-- ACTIVITY --
A word-for-word copy of the records below is needed, without the images.

-- SUPPLIED RECORDS --
==============================

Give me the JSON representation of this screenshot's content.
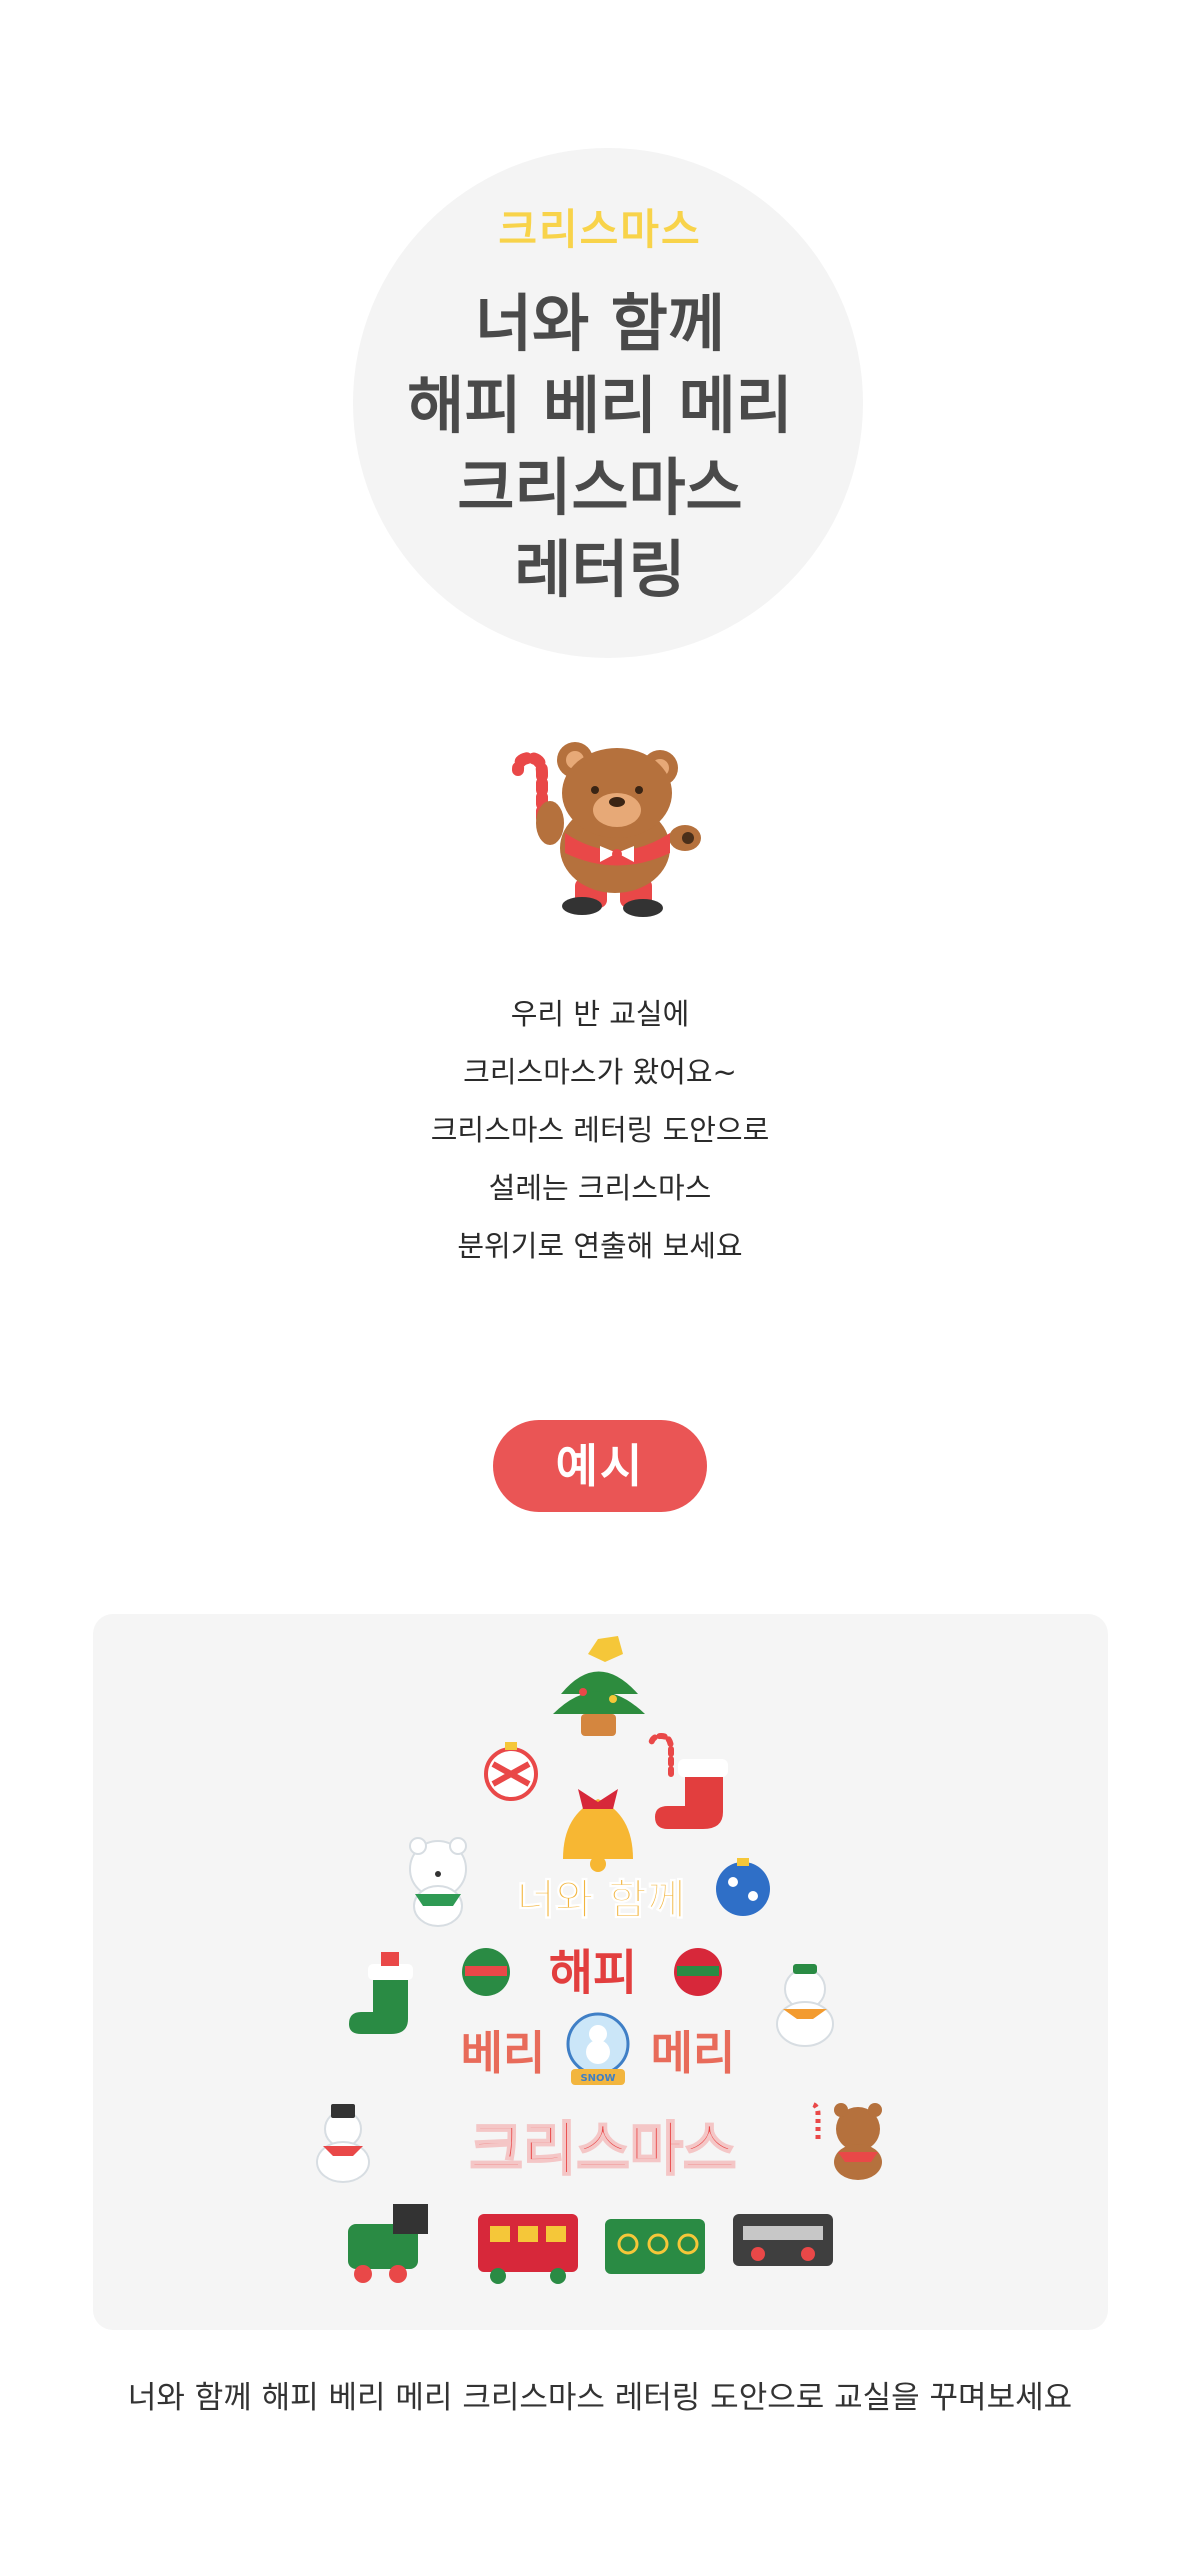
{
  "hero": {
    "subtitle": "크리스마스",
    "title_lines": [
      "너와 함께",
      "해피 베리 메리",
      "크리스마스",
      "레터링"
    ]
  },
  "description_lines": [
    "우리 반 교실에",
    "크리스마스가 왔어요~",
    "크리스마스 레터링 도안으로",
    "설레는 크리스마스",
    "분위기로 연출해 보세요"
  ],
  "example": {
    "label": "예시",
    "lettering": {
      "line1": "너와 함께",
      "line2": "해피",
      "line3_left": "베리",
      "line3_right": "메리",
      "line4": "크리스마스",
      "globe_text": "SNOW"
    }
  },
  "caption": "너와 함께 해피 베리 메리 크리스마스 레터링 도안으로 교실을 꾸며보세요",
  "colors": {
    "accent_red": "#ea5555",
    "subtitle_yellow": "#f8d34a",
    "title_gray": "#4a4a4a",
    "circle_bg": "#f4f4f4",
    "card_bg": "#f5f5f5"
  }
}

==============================

-- RESPONSE --
Give me the JSON representation of this screenshot's content.
{
  "hero": {
    "subtitle": "크리스마스",
    "title_lines": [
      "너와 함께",
      "해피 베리 메리",
      "크리스마스",
      "레터링"
    ]
  },
  "description_lines": [
    "우리 반 교실에",
    "크리스마스가 왔어요~",
    "크리스마스 레터링 도안으로",
    "설레는 크리스마스",
    "분위기로 연출해 보세요"
  ],
  "example": {
    "label": "예시",
    "lettering": {
      "line1": "너와 함께",
      "line2": "해피",
      "line3_left": "베리",
      "line3_right": "메리",
      "line4": "크리스마스",
      "globe_text": "SNOW"
    }
  },
  "caption": "너와 함께 해피 베리 메리 크리스마스 레터링 도안으로 교실을 꾸며보세요",
  "colors": {
    "accent_red": "#ea5555",
    "subtitle_yellow": "#f8d34a",
    "title_gray": "#4a4a4a",
    "circle_bg": "#f4f4f4",
    "card_bg": "#f5f5f5"
  }
}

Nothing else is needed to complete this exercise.